Directions for this task
All of the entries below should be returned verbatim, apart from the pictures.

===== Extracted information

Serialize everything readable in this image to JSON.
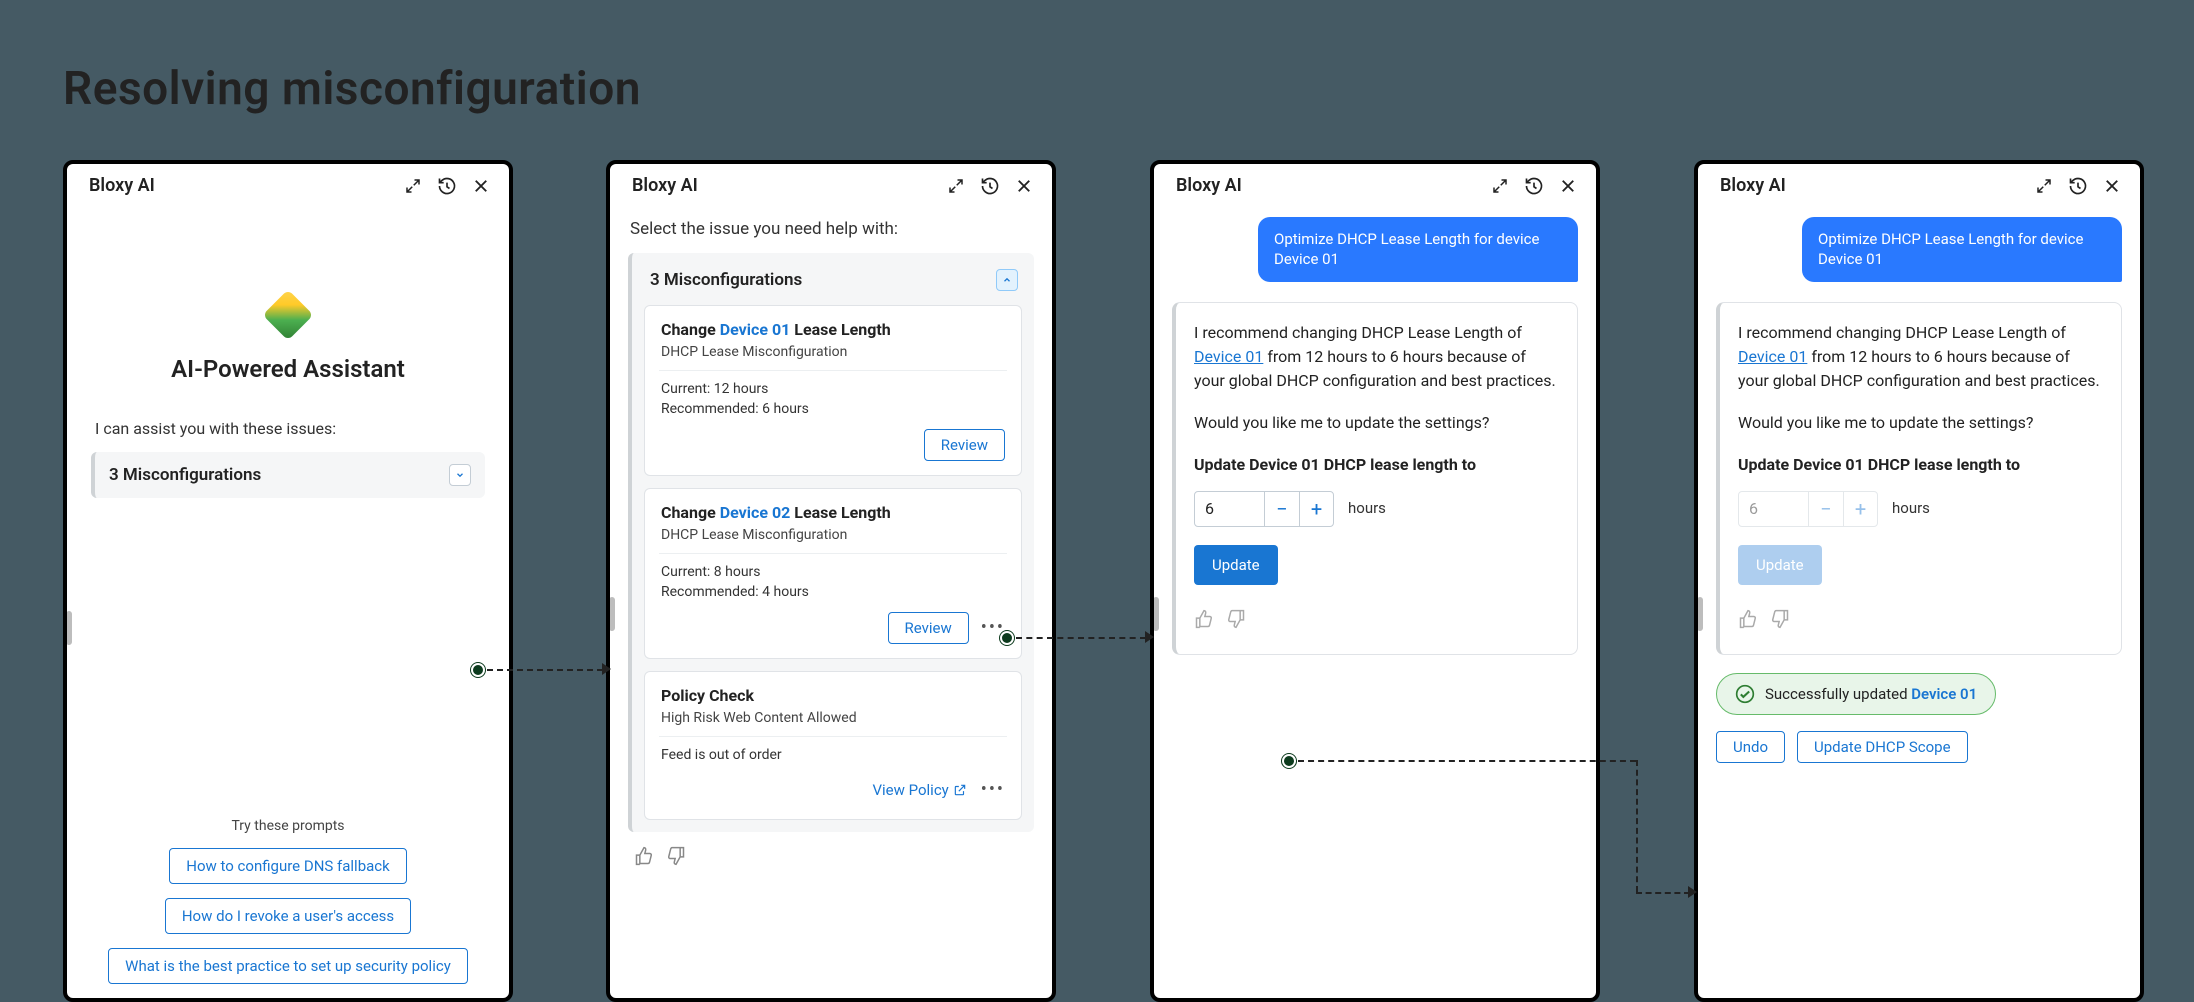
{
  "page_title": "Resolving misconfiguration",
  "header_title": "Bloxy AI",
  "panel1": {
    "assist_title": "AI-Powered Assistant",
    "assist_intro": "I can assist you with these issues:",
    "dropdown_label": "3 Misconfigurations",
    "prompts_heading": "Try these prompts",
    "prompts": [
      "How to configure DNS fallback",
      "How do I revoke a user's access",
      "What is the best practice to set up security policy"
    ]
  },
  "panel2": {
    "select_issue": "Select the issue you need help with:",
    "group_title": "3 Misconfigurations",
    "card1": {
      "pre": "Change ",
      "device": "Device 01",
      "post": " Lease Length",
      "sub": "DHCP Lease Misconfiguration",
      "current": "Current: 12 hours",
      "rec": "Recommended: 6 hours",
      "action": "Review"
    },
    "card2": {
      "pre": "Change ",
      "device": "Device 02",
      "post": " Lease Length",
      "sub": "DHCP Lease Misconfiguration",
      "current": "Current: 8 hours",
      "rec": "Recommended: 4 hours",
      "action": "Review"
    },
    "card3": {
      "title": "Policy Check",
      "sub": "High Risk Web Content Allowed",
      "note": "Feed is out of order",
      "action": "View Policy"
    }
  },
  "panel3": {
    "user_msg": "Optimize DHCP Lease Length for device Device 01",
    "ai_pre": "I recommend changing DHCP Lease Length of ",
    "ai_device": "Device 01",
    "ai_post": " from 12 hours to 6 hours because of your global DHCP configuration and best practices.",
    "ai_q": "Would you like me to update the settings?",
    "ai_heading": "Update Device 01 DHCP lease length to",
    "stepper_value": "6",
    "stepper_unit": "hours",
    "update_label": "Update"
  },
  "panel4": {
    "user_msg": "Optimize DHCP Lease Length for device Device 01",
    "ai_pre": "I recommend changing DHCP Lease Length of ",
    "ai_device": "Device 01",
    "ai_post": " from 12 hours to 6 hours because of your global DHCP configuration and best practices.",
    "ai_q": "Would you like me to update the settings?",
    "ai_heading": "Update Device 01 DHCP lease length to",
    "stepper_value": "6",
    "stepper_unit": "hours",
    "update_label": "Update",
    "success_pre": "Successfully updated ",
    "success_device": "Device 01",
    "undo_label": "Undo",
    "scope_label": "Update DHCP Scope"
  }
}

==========

Reply
Serialize everything readable in this image to JSON.
{
  "page_title": "Resolving misconfiguration",
  "header_title": "Bloxy AI",
  "panel1": {
    "assist_title": "AI-Powered Assistant",
    "assist_intro": "I can assist you with these issues:",
    "dropdown_label": "3 Misconfigurations",
    "prompts_heading": "Try these prompts",
    "prompts": [
      "How to configure DNS fallback",
      "How do I revoke a user's access",
      "What is the best practice to set up security policy"
    ]
  },
  "panel2": {
    "select_issue": "Select the issue you need help with:",
    "group_title": "3 Misconfigurations",
    "card1": {
      "pre": "Change ",
      "device": "Device 01",
      "post": " Lease Length",
      "sub": "DHCP Lease Misconfiguration",
      "current": "Current: 12 hours",
      "rec": "Recommended: 6 hours",
      "action": "Review"
    },
    "card2": {
      "pre": "Change ",
      "device": "Device 02",
      "post": " Lease Length",
      "sub": "DHCP Lease Misconfiguration",
      "current": "Current: 8 hours",
      "rec": "Recommended: 4 hours",
      "action": "Review"
    },
    "card3": {
      "title": "Policy Check",
      "sub": "High Risk Web Content Allowed",
      "note": "Feed is out of order",
      "action": "View Policy"
    }
  },
  "panel3": {
    "user_msg": "Optimize DHCP Lease Length for device Device 01",
    "ai_pre": "I recommend changing DHCP Lease Length of ",
    "ai_device": "Device 01",
    "ai_post": " from 12 hours to 6 hours because of your global DHCP configuration and best practices.",
    "ai_q": "Would you like me to update the settings?",
    "ai_heading": "Update Device 01 DHCP lease length to",
    "stepper_value": "6",
    "stepper_unit": "hours",
    "update_label": "Update"
  },
  "panel4": {
    "user_msg": "Optimize DHCP Lease Length for device Device 01",
    "ai_pre": "I recommend changing DHCP Lease Length of ",
    "ai_device": "Device 01",
    "ai_post": " from 12 hours to 6 hours because of your global DHCP configuration and best practices.",
    "ai_q": "Would you like me to update the settings?",
    "ai_heading": "Update Device 01 DHCP lease length to",
    "stepper_value": "6",
    "stepper_unit": "hours",
    "update_label": "Update",
    "success_pre": "Successfully updated ",
    "success_device": "Device 01",
    "undo_label": "Undo",
    "scope_label": "Update DHCP Scope"
  }
}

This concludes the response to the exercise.